I wrote about the disgusting markup on text messages before, but here’s an even better illustration:

Google says 250 is considered the standard words per page measurement, and a sheet of paper weighs about 4.5 grams. The U.S. postal service allows your letters to weigh up to 1 ounce before charging you more, which is just over 28 grams. So you could send 6 sheets of paper, minus 1 for the envelope. If you write on both sides that gives you 2500 words (10 pages x 250 words). Our letter therefore gives us ~14Kbytes for 41 cents. To transfer an MP3 using this method, we would be looking at about $119.95. To transfer 2,560 MP3s, that comes out to only $307,072. We would also need to take into consideration the bulk rate, but for the sake of argument (and because I don’t feel like figuring it out), let’s leave it where it’s at. The cost would drop dramatically if we compressed the data onto, say a DVD and our cost would be something more like $1.20.

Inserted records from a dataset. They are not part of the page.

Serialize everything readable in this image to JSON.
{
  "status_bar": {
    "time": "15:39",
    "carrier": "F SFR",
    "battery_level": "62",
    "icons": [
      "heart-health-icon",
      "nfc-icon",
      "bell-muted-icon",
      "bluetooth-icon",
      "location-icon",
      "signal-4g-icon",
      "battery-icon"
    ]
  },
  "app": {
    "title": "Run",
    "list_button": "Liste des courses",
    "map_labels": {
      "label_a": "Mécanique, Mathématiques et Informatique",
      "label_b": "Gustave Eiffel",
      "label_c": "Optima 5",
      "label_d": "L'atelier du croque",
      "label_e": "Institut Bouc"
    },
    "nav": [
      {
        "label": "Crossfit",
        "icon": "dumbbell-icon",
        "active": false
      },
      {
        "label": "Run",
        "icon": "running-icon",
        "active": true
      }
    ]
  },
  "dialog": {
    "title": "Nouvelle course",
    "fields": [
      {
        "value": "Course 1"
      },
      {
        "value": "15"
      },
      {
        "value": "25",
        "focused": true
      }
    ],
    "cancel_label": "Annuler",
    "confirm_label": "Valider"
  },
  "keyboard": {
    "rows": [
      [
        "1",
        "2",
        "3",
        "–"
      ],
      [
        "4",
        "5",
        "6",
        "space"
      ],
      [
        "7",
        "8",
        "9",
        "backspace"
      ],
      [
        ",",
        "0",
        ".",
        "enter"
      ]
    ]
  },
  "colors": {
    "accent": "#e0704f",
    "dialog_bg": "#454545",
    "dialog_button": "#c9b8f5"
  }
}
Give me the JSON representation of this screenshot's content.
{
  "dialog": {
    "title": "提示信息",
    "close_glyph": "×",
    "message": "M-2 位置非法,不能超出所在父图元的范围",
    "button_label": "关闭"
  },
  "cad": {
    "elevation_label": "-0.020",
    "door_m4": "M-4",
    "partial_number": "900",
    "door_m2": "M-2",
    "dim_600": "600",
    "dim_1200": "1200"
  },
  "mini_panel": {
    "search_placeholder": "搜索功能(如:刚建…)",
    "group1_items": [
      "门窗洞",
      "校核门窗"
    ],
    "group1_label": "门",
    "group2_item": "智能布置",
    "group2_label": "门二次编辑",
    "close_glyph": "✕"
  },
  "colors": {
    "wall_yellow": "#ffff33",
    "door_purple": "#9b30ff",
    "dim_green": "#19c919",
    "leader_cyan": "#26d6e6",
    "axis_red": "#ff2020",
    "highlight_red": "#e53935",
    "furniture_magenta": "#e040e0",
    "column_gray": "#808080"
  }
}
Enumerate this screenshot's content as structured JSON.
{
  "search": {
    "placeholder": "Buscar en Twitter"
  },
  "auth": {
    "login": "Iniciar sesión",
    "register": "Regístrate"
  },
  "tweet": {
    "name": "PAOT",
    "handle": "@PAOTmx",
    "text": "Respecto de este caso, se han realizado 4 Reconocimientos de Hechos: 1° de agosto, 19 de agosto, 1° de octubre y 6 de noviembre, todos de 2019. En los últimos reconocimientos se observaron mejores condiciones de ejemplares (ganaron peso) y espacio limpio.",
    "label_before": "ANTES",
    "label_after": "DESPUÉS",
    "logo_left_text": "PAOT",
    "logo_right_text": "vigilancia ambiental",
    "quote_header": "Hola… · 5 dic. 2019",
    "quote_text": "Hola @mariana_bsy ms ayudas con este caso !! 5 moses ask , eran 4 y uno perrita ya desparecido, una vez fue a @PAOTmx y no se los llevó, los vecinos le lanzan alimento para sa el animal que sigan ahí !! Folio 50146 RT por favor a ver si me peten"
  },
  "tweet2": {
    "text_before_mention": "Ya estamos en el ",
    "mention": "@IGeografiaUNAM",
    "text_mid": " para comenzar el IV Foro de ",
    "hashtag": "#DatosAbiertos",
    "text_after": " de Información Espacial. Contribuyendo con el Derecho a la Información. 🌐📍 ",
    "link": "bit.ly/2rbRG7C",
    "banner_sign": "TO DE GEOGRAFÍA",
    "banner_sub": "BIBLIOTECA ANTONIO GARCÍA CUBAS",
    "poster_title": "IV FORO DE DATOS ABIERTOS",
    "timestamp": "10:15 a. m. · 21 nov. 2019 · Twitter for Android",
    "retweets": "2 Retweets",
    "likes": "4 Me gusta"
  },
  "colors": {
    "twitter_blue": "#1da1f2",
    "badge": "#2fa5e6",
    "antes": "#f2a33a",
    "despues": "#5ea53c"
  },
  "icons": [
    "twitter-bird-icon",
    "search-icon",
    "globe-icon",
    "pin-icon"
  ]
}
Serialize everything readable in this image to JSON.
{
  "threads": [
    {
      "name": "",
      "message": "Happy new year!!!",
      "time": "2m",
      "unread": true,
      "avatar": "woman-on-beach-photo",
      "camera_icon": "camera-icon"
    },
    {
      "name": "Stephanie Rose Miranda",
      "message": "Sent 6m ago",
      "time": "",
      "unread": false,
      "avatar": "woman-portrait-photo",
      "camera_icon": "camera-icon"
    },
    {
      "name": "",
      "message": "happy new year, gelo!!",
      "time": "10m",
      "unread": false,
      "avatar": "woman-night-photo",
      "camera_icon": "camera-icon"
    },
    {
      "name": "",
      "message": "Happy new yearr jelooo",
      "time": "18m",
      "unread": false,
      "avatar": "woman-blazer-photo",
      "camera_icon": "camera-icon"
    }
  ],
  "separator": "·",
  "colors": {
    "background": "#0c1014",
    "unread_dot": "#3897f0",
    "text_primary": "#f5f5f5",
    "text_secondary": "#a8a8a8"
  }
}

TCP/IP: $1
TCP/SMS: $61,356,851.20
TCP/USPS: $307,072.00 (Bits written out on paper)

So getting a SMS delivered is bit for bit 200x more expensive than getting a message hand delivered to your doorstep anywhere in the United States.

What exactly justifies making SMS messages sixty one million times more expensive than ISP data and 200x more expensive than TCP/USPS? How come technology, communication, and infrastructure is getting cheaper while the costs of SMS messages are increasing exponentially? My theory: SMS messages are transfered over air made of solid gold.

It’s an absurd monopoly- I can send gigabytes of pictures and even video over the air on my flat-rate data plan, and SMS for free via Google or a host of other online services, but if I want to get a tenth of a kilobyte to a buddy’s phone, I get charged a 30,000% markup.

I’m all for lasseiz-faire in most market sectors, but the barriers to entry and high infrastructure outlay for telecoms makes this more like a public utility than a standard market good, and we could do with some basic regulation.